odds with the neo-colonialist pieties of the new nation state. A new monumental simulacrum of the past has, again, settled the past as past; and the place spirits, if they approached to see what we were doing, have retreated further than ever.
Both Jadi Jadian and its predecessor, Light , were conceived as walking dramas. Culturally, they were kinds of Miracle Play. Conceptually, there were elements reminiscent of the genre of urban pageant whose best-known representative is the RamLila performed in the town of Ramnagar
On my shelves are notebooks numbered from A1 forwards. The initial not only refers to a geographical shift but to a change of genre. Earlier notebooks kept in Italy or Spain are poetic or ecphrastic jottings, first-hand accounts of inner developments and external impressions. They typically juxtapose draft poems and prose passages that draw in recent reading, looking and walking, and draw out whatever aesthetic lessons reside there. There is a sustained diary from Venice but given the disproportion between the collective vision and its
Nostalgia and al-zaman al-gamiil (the ‘beautiful old
music genres defies any logic. It also fascinates me, as
I think it could well be the subject of a superb anthropological work on
Cairo’s unique and disturbing soundscapes as an expression of the increasing
‘disjunctures’ (to borrow from Appadurai) of globalisation (Appadurai 1990:
295) as well as the specificity of the ‘glocalisation’ processes. But practically
speaking, one has to wonder whether the multilingual songs – German
lullabies, high Arabic or colloquial Sufi zikr and other religious music, famous
Arabic film songs, or Egyptian belly dances – really have
Mette My Madsen, Anders Blok, and Morten Axel Pedersen
to map the ‘social fabric’ of DTU, incorporating also ‘thick’ ethnographic data obtained from ‘embedding’ an anthropology PhD
student, Mette My Madsen, within the freshmen cohort for a year.
Here, disparate data worlds and research practices associated with

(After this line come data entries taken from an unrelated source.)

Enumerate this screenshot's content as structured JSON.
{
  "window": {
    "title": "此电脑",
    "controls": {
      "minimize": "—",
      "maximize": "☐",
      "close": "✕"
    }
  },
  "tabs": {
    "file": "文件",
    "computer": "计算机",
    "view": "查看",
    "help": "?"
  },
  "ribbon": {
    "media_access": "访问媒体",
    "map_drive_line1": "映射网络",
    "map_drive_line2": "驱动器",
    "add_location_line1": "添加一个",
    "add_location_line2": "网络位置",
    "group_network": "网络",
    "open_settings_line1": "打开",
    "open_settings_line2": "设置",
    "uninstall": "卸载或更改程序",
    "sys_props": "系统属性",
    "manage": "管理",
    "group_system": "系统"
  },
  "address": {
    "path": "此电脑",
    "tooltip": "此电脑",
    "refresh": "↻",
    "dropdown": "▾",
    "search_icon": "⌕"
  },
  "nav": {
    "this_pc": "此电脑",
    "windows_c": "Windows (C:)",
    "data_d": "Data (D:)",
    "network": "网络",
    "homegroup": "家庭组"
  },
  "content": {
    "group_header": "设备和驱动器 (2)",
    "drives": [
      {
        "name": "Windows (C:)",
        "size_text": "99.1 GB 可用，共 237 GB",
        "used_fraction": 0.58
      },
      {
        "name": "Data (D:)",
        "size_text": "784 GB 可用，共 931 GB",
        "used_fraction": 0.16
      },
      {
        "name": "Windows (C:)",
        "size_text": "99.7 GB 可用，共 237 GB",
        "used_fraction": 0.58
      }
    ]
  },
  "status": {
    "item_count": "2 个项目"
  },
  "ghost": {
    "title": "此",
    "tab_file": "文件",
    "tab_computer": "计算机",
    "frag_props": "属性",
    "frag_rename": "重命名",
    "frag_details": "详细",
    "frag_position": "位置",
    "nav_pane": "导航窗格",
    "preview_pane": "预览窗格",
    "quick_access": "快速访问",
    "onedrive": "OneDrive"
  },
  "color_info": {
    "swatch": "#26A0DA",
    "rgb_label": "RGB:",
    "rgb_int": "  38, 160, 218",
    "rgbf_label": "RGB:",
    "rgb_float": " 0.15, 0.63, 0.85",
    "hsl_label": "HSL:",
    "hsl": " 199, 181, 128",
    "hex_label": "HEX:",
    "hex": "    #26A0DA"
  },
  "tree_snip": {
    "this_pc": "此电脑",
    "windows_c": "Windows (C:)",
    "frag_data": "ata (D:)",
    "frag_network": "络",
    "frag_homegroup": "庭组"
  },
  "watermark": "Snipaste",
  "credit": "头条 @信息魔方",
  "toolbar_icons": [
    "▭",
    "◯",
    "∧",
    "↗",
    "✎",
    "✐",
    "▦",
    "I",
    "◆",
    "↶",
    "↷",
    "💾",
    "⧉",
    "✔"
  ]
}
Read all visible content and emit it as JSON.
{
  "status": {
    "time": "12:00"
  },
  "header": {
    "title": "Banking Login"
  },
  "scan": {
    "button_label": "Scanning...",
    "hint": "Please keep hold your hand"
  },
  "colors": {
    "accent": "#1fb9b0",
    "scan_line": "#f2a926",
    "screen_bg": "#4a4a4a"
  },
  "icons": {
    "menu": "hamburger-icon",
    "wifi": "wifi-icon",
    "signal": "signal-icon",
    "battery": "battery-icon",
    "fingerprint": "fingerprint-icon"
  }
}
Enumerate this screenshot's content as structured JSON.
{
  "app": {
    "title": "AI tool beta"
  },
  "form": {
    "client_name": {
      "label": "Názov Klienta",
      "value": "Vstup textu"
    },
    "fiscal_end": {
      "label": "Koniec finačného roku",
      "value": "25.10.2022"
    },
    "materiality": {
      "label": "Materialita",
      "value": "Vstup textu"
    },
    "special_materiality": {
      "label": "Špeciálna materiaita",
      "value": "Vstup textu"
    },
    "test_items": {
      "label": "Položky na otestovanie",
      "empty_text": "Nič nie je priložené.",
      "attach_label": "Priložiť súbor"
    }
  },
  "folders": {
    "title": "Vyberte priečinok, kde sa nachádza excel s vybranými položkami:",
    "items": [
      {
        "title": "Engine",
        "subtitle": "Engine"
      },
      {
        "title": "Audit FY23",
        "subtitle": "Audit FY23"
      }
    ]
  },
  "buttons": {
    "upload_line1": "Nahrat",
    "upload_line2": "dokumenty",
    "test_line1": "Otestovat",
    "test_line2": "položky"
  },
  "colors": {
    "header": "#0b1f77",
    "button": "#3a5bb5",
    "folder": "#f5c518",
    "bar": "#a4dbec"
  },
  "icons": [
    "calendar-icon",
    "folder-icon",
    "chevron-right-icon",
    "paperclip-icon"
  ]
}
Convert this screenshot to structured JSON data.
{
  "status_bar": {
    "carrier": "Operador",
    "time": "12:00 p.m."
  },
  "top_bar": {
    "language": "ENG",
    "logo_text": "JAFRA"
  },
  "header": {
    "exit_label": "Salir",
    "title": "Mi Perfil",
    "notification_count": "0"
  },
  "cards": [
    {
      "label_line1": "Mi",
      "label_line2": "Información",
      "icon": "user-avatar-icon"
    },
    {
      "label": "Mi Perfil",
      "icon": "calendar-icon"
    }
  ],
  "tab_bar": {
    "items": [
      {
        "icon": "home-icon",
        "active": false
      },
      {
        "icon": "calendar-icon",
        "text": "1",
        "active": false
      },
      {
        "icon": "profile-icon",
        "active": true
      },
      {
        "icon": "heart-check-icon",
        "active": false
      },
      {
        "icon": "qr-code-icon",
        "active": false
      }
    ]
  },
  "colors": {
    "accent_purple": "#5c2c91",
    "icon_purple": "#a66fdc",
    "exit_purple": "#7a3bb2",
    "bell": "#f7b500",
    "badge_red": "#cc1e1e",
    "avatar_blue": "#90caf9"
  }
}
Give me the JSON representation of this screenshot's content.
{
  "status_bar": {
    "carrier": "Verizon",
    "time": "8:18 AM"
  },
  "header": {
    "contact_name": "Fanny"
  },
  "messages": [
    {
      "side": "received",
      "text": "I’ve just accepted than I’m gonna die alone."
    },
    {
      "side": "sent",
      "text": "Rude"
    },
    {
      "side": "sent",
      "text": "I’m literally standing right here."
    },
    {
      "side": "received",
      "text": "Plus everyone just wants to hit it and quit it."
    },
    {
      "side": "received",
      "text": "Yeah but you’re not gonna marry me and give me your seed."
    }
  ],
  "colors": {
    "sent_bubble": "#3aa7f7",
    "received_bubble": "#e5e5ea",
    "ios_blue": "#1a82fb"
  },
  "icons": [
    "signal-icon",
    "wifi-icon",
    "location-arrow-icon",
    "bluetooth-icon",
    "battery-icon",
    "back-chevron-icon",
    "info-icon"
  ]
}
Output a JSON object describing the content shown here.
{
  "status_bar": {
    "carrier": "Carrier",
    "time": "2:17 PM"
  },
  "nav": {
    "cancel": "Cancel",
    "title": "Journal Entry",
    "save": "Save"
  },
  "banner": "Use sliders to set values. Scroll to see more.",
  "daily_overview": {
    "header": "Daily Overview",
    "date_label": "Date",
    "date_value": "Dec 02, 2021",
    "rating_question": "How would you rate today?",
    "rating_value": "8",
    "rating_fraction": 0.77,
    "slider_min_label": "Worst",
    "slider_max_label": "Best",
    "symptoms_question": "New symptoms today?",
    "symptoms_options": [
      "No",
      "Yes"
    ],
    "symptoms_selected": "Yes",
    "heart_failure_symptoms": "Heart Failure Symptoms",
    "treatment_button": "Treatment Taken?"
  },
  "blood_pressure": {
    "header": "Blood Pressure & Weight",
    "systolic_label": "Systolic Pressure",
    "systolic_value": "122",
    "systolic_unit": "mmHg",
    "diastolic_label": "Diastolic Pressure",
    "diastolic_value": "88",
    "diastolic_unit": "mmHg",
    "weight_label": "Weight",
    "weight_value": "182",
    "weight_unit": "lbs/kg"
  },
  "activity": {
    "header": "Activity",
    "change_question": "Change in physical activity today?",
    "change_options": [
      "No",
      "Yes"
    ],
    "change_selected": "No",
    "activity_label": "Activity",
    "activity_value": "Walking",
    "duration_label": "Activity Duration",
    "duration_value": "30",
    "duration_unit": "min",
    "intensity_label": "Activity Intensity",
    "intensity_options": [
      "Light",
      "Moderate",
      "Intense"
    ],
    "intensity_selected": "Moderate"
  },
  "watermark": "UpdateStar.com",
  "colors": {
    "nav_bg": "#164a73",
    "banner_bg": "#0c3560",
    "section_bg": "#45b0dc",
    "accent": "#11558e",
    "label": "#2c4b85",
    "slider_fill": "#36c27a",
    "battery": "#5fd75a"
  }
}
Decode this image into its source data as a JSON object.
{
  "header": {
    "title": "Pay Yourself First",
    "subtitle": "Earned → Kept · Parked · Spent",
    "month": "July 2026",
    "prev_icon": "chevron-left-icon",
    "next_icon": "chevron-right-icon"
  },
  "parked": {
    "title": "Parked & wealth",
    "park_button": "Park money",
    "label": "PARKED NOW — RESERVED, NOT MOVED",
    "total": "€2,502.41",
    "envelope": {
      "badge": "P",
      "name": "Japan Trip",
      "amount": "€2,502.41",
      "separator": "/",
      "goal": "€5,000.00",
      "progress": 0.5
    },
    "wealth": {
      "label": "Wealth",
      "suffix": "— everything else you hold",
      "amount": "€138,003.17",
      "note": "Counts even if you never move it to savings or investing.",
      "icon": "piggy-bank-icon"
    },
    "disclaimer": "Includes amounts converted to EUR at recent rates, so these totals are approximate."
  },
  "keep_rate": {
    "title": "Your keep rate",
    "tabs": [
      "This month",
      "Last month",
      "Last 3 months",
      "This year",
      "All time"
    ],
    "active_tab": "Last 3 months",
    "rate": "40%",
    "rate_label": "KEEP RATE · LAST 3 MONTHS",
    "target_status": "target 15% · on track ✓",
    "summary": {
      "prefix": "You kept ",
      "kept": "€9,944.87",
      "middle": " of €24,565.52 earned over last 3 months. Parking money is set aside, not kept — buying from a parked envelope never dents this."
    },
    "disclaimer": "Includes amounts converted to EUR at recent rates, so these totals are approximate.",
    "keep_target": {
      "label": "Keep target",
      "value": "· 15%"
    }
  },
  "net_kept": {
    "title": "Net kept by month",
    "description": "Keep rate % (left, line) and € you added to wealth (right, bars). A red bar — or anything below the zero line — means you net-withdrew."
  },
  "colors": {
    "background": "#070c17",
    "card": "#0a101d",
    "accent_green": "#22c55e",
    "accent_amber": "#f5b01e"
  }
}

computational and ethnographic approaches come to rub closely off
each other and therefore represent a promising laboratory for ‘testing’
various ideas about the meetings and/or clashes between different
registers and genres of quantitative and qualitative data.
Our argument in this chapter, and our motivation